Task statement: Scan the entries for the word "this" and return every line that has it.
● ● ● ● ●
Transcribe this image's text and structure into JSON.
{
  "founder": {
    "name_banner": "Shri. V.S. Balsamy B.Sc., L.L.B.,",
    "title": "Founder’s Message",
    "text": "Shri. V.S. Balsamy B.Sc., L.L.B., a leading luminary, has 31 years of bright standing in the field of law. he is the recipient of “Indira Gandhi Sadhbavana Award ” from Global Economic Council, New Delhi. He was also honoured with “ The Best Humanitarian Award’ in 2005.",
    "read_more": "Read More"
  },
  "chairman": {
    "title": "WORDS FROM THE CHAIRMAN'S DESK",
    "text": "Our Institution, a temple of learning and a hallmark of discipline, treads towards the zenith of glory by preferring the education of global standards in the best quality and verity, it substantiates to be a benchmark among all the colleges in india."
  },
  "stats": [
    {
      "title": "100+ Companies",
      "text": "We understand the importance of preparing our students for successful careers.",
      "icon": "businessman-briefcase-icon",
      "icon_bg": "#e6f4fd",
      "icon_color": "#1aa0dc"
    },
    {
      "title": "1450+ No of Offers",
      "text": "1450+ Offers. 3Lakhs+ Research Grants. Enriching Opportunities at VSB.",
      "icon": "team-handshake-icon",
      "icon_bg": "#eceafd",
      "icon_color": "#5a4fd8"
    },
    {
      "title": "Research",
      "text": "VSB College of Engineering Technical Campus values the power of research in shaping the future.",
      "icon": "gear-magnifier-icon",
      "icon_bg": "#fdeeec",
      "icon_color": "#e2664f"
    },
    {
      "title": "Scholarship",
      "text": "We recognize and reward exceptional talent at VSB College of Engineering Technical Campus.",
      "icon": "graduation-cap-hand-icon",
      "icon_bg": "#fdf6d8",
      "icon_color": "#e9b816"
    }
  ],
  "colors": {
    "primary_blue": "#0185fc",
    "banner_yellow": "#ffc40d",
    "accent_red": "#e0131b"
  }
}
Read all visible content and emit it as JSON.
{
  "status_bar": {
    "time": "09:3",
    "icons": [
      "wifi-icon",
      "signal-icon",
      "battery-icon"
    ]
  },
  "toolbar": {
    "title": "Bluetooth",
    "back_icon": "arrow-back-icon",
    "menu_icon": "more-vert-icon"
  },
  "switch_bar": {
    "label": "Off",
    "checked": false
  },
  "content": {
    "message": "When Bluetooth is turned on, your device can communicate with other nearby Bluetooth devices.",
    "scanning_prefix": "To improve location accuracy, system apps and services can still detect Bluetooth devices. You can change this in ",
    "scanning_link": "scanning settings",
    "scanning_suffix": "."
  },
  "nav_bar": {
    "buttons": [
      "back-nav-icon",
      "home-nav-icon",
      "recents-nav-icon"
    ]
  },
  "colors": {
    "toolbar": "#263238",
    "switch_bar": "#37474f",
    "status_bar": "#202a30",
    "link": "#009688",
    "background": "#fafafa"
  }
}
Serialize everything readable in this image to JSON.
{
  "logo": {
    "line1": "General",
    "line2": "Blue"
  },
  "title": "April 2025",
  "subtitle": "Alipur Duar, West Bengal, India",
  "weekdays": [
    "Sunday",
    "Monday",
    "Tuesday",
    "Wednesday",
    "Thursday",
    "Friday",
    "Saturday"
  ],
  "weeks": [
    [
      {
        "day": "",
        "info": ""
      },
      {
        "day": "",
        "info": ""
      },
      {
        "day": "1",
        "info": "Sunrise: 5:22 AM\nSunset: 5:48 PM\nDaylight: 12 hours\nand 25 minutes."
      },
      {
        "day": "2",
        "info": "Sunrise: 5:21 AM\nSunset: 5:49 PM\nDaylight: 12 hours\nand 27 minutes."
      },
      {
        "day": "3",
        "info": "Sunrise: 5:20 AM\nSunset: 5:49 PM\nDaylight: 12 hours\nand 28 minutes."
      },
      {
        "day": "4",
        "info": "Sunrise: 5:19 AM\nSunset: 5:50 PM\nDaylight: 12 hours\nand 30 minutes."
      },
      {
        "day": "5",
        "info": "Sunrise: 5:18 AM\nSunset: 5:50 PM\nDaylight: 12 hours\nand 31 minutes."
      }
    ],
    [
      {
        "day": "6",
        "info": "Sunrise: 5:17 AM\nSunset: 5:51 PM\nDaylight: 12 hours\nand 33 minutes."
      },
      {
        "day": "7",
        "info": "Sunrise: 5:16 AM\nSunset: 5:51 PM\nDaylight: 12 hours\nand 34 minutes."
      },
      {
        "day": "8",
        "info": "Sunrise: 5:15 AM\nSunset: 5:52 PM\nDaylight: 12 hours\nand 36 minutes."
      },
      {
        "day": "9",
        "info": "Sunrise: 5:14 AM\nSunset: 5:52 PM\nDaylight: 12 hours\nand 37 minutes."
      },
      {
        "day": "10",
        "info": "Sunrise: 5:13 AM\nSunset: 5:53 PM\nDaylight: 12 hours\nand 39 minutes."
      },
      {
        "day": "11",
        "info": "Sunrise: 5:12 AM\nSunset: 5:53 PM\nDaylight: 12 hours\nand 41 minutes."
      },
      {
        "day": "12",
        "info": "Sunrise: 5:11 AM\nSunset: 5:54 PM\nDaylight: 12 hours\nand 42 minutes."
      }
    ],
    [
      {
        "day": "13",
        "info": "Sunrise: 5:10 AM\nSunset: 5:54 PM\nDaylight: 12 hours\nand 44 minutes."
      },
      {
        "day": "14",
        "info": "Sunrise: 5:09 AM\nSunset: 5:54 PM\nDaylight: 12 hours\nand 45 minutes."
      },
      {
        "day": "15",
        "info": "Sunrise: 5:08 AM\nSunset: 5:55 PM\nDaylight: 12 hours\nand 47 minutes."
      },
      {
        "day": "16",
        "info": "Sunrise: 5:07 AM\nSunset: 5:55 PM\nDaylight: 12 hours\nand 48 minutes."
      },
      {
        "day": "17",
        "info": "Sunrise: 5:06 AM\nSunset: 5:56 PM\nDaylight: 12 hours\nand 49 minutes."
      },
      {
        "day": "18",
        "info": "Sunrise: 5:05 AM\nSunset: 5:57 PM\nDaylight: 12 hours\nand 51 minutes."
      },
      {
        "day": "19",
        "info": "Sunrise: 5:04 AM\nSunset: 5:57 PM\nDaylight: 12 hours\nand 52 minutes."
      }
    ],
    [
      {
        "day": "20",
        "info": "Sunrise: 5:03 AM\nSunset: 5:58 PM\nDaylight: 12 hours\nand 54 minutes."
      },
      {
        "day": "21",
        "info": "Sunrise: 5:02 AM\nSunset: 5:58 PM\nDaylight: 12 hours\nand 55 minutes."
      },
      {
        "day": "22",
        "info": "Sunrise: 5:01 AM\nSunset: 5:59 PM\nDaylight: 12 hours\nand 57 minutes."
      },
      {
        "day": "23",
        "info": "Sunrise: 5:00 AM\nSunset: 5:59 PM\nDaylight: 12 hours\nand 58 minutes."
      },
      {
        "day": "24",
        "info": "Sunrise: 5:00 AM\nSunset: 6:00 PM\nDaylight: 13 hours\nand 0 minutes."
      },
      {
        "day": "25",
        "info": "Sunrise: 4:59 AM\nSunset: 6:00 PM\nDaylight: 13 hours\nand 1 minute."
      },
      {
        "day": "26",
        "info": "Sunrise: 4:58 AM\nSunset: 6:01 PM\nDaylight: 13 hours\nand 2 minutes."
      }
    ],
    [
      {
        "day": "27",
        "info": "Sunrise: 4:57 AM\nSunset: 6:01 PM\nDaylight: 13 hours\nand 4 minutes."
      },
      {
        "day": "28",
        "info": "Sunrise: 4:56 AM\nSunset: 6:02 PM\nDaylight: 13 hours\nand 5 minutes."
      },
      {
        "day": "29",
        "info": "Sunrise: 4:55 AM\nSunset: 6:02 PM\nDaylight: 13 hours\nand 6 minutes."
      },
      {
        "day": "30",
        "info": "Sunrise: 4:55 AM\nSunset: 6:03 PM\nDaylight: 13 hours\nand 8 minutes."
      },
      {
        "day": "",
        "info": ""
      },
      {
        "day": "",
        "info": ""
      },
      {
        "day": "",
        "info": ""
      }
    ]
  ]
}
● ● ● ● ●
Answer to the exercise:
Transcribe this image's text and structure into JSON.
    "scanning_prefix": "To improve location accuracy, system apps and services can still detect Bluetooth devices. You can change this in ",
Serialize everything readable in this image to JSON.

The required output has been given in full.